Design Profession: Firm
Building Types: Civic, Commercial, Educational, Residential
William Kessler, along with Philip J. Meathe and Harry Smith established Meathe, Kessler & Associates in 1955.
A number of their early residential designs received AlA citations and the firm's reputation began to grow. This resulted in the firm pursuing larger, more complex projects including commercial, education and public housing work.
In the early and mid-1960s the firm expanded its practice to include more commercial, educational and institutional work. Projects completed during this period include design of the Mount Clements Savings and Loan building (1961), and master planning and the design of several buildings on the campuses of Grand Valley State University and Olivet College in Michigan and the State University of New York, Stony Brook, Long Island. In 1968, however, the same year Kessler was named a Fellow of the American Institute of Architects, Kessler and Meathe dissolved their partnership. Kessler established an independent practice, William Kessler Associates, and Philip Meathe went on to work with Smith, Hinchman & Grylls, where he would eventually become president of the firm.

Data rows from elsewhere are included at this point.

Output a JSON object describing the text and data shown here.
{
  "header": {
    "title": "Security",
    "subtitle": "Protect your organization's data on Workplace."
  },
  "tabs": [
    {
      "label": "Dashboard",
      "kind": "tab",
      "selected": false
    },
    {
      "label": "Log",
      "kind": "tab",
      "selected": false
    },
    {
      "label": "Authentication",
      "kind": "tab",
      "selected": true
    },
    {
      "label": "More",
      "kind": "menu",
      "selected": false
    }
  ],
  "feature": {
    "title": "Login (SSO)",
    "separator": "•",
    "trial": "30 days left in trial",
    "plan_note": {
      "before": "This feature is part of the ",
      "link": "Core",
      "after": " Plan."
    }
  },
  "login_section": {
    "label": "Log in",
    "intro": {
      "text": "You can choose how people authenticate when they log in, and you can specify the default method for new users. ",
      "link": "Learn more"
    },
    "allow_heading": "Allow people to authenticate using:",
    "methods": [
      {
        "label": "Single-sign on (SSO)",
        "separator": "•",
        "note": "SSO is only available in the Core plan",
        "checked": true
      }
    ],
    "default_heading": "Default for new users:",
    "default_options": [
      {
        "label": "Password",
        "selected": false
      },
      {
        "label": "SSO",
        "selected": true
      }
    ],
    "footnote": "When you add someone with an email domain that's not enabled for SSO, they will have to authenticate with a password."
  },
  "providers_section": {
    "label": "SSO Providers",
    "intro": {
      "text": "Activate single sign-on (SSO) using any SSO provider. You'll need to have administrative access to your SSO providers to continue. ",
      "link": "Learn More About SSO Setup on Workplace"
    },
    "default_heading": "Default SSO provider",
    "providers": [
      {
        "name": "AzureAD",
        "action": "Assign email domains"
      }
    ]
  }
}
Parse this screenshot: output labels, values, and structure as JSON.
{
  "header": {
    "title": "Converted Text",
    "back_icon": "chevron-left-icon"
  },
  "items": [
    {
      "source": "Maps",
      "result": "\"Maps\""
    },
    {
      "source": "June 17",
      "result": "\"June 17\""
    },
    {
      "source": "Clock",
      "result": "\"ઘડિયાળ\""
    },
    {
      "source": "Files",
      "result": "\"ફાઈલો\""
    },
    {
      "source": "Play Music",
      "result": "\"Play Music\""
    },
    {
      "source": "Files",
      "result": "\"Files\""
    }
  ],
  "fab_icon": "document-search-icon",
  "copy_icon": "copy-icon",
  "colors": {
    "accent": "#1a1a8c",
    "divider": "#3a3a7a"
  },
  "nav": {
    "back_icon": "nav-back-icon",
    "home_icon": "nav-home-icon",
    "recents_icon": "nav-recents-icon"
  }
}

Kessler's practice continued to realize success over the next several decades largely based on his reputation as a talented designer. The 1970s marked a period of transition for the firm as the practice expanded into the historic preservation market and established a niche restoring historic theaters. The firm completed historic theater restoration projects all over the country and received numerous awards for their work. Throughout the 1970s and 1980s the Kessler firm designed a number of significant projects throughout Michigan including the Center for Creative Studies (1975), the Coleman Young Recreation Center (1976), the Detroit Science Center (1978), the Detroit Receiving Hospital (1980) in Detroit and the State of Michigan Library and Historical Center Building (1988) in Lansing. Outside of the state, the firm also completed major
projects including design of the School of Public Health at Harvard University and the WPRI-TV building in Rhode Island. William Kessler & Associates was recognized for its design work receiving over fifty AlA awards including the prestigious Bartlet Award acknowledging Kessler's effort to eliminate barriers to the handicapped in his design of the Center for Creative Studies.
William Kessler Associates became, Kessler, Francis, Cardoza Architects (KFCA) when the firm was reorganized in 1999. Three years later, at the age 77, William Kessler died. The Kessler, Francis, Cardoza firm ceased operations in 2004